The team’s latest publication, in the journal Science, describes their work in deducing the structure TRPM8 adopts when it is bound to menthol and a synthetic cooling agent icilin. A thorough understanding of TRPM8’s structure provides the opportunity to modulate its activation for clinical purposes. “Accumulating genetics and clinical studies have shown that TRPM8 is a target to treat chronic pain and migraine. Therefore, modulating the channel activity by small molecules holds promise to help relieve migraines and chronic pains” says Lee. 

To study the structure of TRPM8, Lee and colleagues used a technique novel to their laboratory known as cyro-electron microscopy (cryo-EM). “Recent advances of cryo-EM have enhanced the field of ion channel structural biology remarkably, because it requires smaller quantity of protein materials and does not involve protein crystallization for structure determination” Lee adds. The technique involves purifying the protein from cells and flash freezing it before bouncing electrons off the sample embedded in ice.
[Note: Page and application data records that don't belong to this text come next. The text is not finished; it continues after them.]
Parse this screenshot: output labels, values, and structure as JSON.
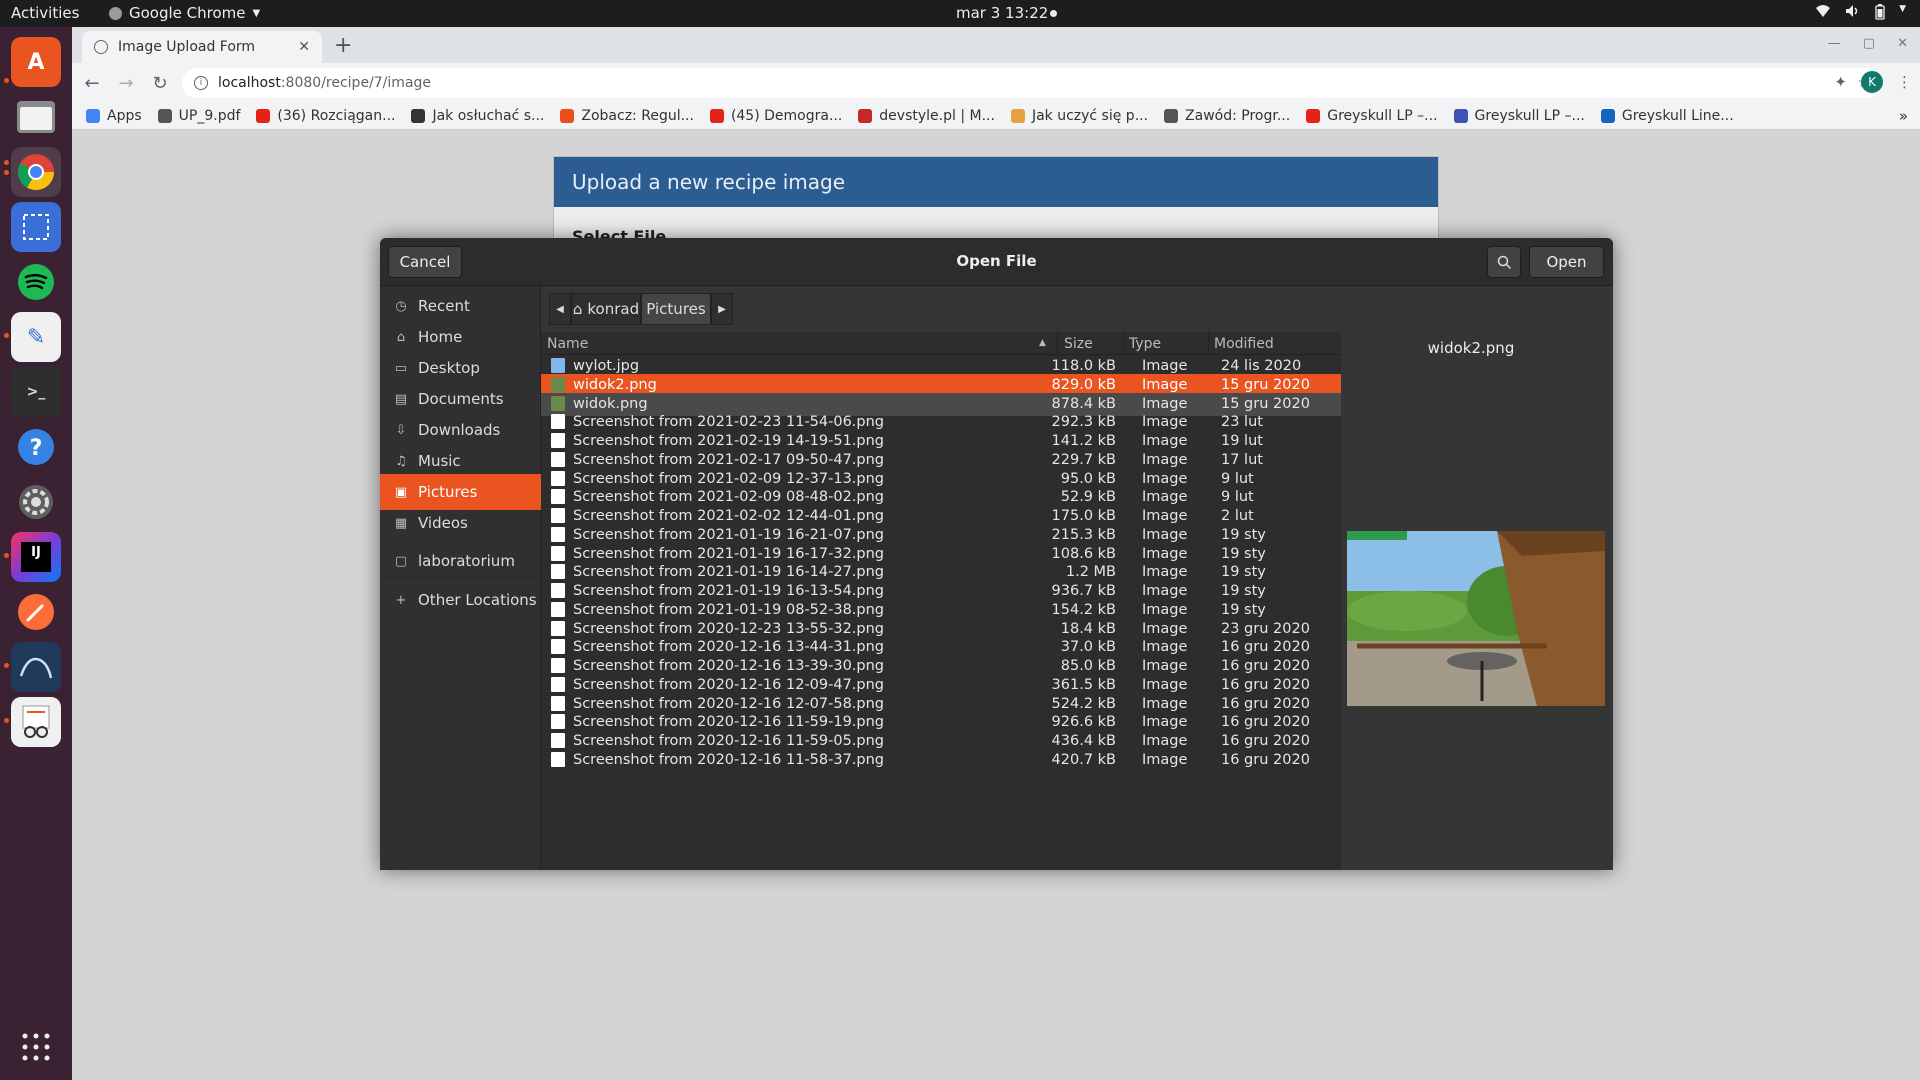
{
  "topbar": {
    "activities": "Activities",
    "app_name": "Google Chrome",
    "clock": "mar 3  13:22"
  },
  "browser": {
    "tab_title": "Image Upload Form",
    "url_host": "localhost",
    "url_path": ":8080/recipe/7/image",
    "profile_initial": "K",
    "bookmarks": [
      {
        "label": "Apps",
        "color": "#4285f4"
      },
      {
        "label": "UP_9.pdf",
        "color": "#555555"
      },
      {
        "label": "(36) Rozciągan...",
        "color": "#e62117"
      },
      {
        "label": "Jak osłuchać s...",
        "color": "#333333"
      },
      {
        "label": "Zobacz: Regul...",
        "color": "#e94e1b"
      },
      {
        "label": "(45) Demogra...",
        "color": "#e62117"
      },
      {
        "label": "devstyle.pl | M...",
        "color": "#c62828"
      },
      {
        "label": "Jak uczyć się p...",
        "color": "#e6a23c"
      },
      {
        "label": "Zawód: Progr...",
        "color": "#555555"
      },
      {
        "label": "Greyskull LP –...",
        "color": "#e62117"
      },
      {
        "label": "Greyskull LP –...",
        "color": "#3f51b5"
      },
      {
        "label": "Greyskull Line...",
        "color": "#1565c0"
      }
    ]
  },
  "page": {
    "form_title": "Upload a new recipe image",
    "form_subtitle": "Select File"
  },
  "dialog": {
    "title": "Open File",
    "cancel_label": "Cancel",
    "open_label": "Open",
    "places": [
      {
        "label": "Recent",
        "icon": "clock-icon",
        "glyph": "◷"
      },
      {
        "label": "Home",
        "icon": "home-icon",
        "glyph": "⌂"
      },
      {
        "label": "Desktop",
        "icon": "desktop-icon",
        "glyph": "▭"
      },
      {
        "label": "Documents",
        "icon": "document-icon",
        "glyph": "▤"
      },
      {
        "label": "Downloads",
        "icon": "download-icon",
        "glyph": "⇩"
      },
      {
        "label": "Music",
        "icon": "music-icon",
        "glyph": "♫"
      },
      {
        "label": "Pictures",
        "icon": "pictures-icon",
        "glyph": "▣",
        "selected": true
      },
      {
        "label": "Videos",
        "icon": "video-icon",
        "glyph": "▦"
      },
      {
        "label": "laboratorium",
        "icon": "folder-icon",
        "glyph": "▢"
      },
      {
        "label": "Other Locations",
        "icon": "plus-icon",
        "glyph": "+"
      }
    ],
    "path": {
      "home_label": "konrad",
      "current_label": "Pictures"
    },
    "columns": {
      "name": "Name",
      "size": "Size",
      "type": "Type",
      "modified": "Modified"
    },
    "files": [
      {
        "name": "wylot.jpg",
        "size": "118.0 kB",
        "type": "Image",
        "modified": "24 lis 2020"
      },
      {
        "name": "widok2.png",
        "size": "829.0 kB",
        "type": "Image",
        "modified": "15 gru 2020",
        "selected": true
      },
      {
        "name": "widok.png",
        "size": "878.4 kB",
        "type": "Image",
        "modified": "15 gru 2020",
        "hovered": true
      },
      {
        "name": "Screenshot from 2021-02-23 11-54-06.png",
        "size": "292.3 kB",
        "type": "Image",
        "modified": "23 lut"
      },
      {
        "name": "Screenshot from 2021-02-19 14-19-51.png",
        "size": "141.2 kB",
        "type": "Image",
        "modified": "19 lut"
      },
      {
        "name": "Screenshot from 2021-02-17 09-50-47.png",
        "size": "229.7 kB",
        "type": "Image",
        "modified": "17 lut"
      },
      {
        "name": "Screenshot from 2021-02-09 12-37-13.png",
        "size": "95.0 kB",
        "type": "Image",
        "modified": "9 lut"
      },
      {
        "name": "Screenshot from 2021-02-09 08-48-02.png",
        "size": "52.9 kB",
        "type": "Image",
        "modified": "9 lut"
      },
      {
        "name": "Screenshot from 2021-02-02 12-44-01.png",
        "size": "175.0 kB",
        "type": "Image",
        "modified": "2 lut"
      },
      {
        "name": "Screenshot from 2021-01-19 16-21-07.png",
        "size": "215.3 kB",
        "type": "Image",
        "modified": "19 sty"
      },
      {
        "name": "Screenshot from 2021-01-19 16-17-32.png",
        "size": "108.6 kB",
        "type": "Image",
        "modified": "19 sty"
      },
      {
        "name": "Screenshot from 2021-01-19 16-14-27.png",
        "size": "1.2 MB",
        "type": "Image",
        "modified": "19 sty"
      },
      {
        "name": "Screenshot from 2021-01-19 16-13-54.png",
        "size": "936.7 kB",
        "type": "Image",
        "modified": "19 sty"
      },
      {
        "name": "Screenshot from 2021-01-19 08-52-38.png",
        "size": "154.2 kB",
        "type": "Image",
        "modified": "19 sty"
      },
      {
        "name": "Screenshot from 2020-12-23 13-55-32.png",
        "size": "18.4 kB",
        "type": "Image",
        "modified": "23 gru 2020"
      },
      {
        "name": "Screenshot from 2020-12-16 13-44-31.png",
        "size": "37.0 kB",
        "type": "Image",
        "modified": "16 gru 2020"
      },
      {
        "name": "Screenshot from 2020-12-16 13-39-30.png",
        "size": "85.0 kB",
        "type": "Image",
        "modified": "16 gru 2020"
      },
      {
        "name": "Screenshot from 2020-12-16 12-09-47.png",
        "size": "361.5 kB",
        "type": "Image",
        "modified": "16 gru 2020"
      },
      {
        "name": "Screenshot from 2020-12-16 12-07-58.png",
        "size": "524.2 kB",
        "type": "Image",
        "modified": "16 gru 2020"
      },
      {
        "name": "Screenshot from 2020-12-16 11-59-19.png",
        "size": "926.6 kB",
        "type": "Image",
        "modified": "16 gru 2020"
      },
      {
        "name": "Screenshot from 2020-12-16 11-59-05.png",
        "size": "436.4 kB",
        "type": "Image",
        "modified": "16 gru 2020"
      },
      {
        "name": "Screenshot from 2020-12-16 11-58-37.png",
        "size": "420.7 kB",
        "type": "Image",
        "modified": "16 gru 2020"
      }
    ],
    "preview": {
      "file_name": "widok2.png"
    }
  },
  "colors": {
    "accent": "#e95420",
    "form_header": "#2b5d92",
    "dock": "#3a2232"
  }
}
The outcome was a composition of images encompassing millions of protein particles in various orientations, and a high-resolution three-dimensional structure for TRPM8.

The team’s triumphs were not achieved easily, however, “TRPM8 is an intrinsically unstable protein, which makes structural studies very difficult.” Consequently, they utilized TRPM8 channels from a small bird known as the collared flycatcher, which has channels similar to human TRPM8. 
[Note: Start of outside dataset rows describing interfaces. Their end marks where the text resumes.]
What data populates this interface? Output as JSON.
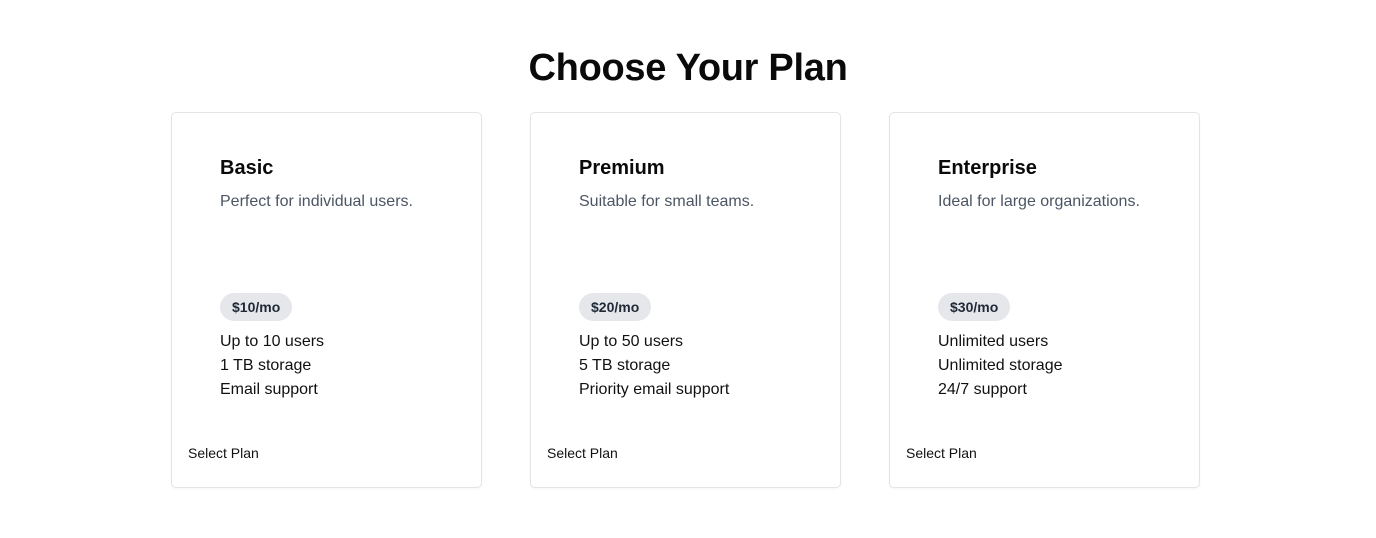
{
  "page": {
    "title": "Choose Your Plan"
  },
  "plans": [
    {
      "name": "Basic",
      "description": "Perfect for individual users.",
      "price": "$10/mo",
      "features": [
        "Up to 10 users",
        "1 TB storage",
        "Email support"
      ],
      "button_label": "Select Plan"
    },
    {
      "name": "Premium",
      "description": "Suitable for small teams.",
      "price": "$20/mo",
      "features": [
        "Up to 50 users",
        "5 TB storage",
        "Priority email support"
      ],
      "button_label": "Select Plan"
    },
    {
      "name": "Enterprise",
      "description": "Ideal for large organizations.",
      "price": "$30/mo",
      "features": [
        "Unlimited users",
        "Unlimited storage",
        "24/7 support"
      ],
      "button_label": "Select Plan"
    }
  ],
  "colors": {
    "background": "#ffffff",
    "card_border": "#e4e4e7",
    "badge_background": "#e5e7eb",
    "description_text": "#4b5563"
  }
}
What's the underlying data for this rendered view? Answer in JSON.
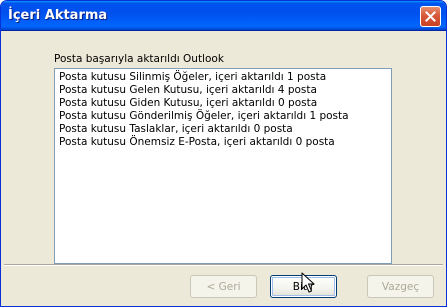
{
  "window": {
    "title": "İçeri Aktarma"
  },
  "icons": {
    "close": "close-icon",
    "cursor": "mouse-pointer-icon"
  },
  "main": {
    "status_label": "Posta başarıyla aktarıldı Outlook",
    "log_lines": [
      "Posta kutusu Silinmiş Öğeler, içeri aktarıldı 1 posta",
      "Posta kutusu Gelen Kutusu, içeri aktarıldı 4 posta",
      "Posta kutusu Giden Kutusu, içeri aktarıldı 0 posta",
      "Posta kutusu Gönderilmiş Öğeler, içeri aktarıldı 1 posta",
      "Posta kutusu Taslaklar, içeri aktarıldı 0 posta",
      "Posta kutusu Önemsiz E-Posta, içeri aktarıldı 0 posta"
    ]
  },
  "buttons": {
    "back_label": "< Geri",
    "finish_label": "Bitir",
    "cancel_label": "Vazgeç"
  },
  "colors": {
    "titlebar": "#0054e3",
    "dialog_bg": "#ece9d8",
    "close_button": "#d75a3b"
  }
}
They generated and isolated the protein in the lab before mixing it with either menthol or icilin and PIP2 (phosphatidylinositol 4,5-bisphosphate), a lipid molecule that sends signals within cells and has been previously shown to be necessary for TRPM8 to properly sense both menthol and icilin.
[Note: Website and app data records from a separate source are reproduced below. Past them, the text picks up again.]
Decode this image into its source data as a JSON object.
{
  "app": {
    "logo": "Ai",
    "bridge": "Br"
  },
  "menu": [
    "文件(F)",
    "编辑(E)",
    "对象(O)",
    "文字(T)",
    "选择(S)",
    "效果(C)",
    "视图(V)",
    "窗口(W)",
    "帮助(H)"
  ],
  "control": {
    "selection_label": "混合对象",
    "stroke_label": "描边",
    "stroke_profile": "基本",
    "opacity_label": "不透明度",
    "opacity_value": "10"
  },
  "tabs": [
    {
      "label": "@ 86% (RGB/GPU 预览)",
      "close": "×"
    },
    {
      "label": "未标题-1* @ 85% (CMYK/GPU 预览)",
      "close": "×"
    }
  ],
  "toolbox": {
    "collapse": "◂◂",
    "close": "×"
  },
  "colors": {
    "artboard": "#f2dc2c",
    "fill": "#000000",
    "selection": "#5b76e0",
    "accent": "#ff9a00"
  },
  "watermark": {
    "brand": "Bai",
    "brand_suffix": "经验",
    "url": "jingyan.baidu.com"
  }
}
The team localized menthol and icilin binding to TRPM8 at a point adjacent to the binding site for PIP2. This suggests that PIP2 and the cooling agents likely cooperate to control structural changes in TRPM8, allowing the cold-sensing signal to travel to the brain.

"We figured out menthol binding to TRPM8, and we have some clue about how this channel opens, but we still don't fully understand how this menthol binding is coupled to the channel opening," commented Lee, adding that his group plan to focus on this connection in the future.

Whilst TRPM8 activation can lead to the relief of pain, in conditions such as cold allodynia, the ability to turn the channel off may hold the potential to reduce pain and alleviate symptoms. “So far most synthetic compounds modulating the channel activity bind to the menthol binding site. By visualizing the interactions of both natural and synthetic cooling agents with the TRPM8, our structure can provide a guidance to develop drugs targeting TRPM8 with better efficacy and specificity”. 

Reference: Ying Yin, Son C. Le, Allen L. Hsu, Mario J. Borgnia, Huanghe Yang, Seok-Yong Lee. 2019. Structural Basis of Cooling Agent and Lipid Sensing by the Cold-Activated TRPM8 Channel. Science. DOI:10.1126/science.aav9334.

Meet The Author
Molly Campbell
Molly Campbell
Senior Science Writer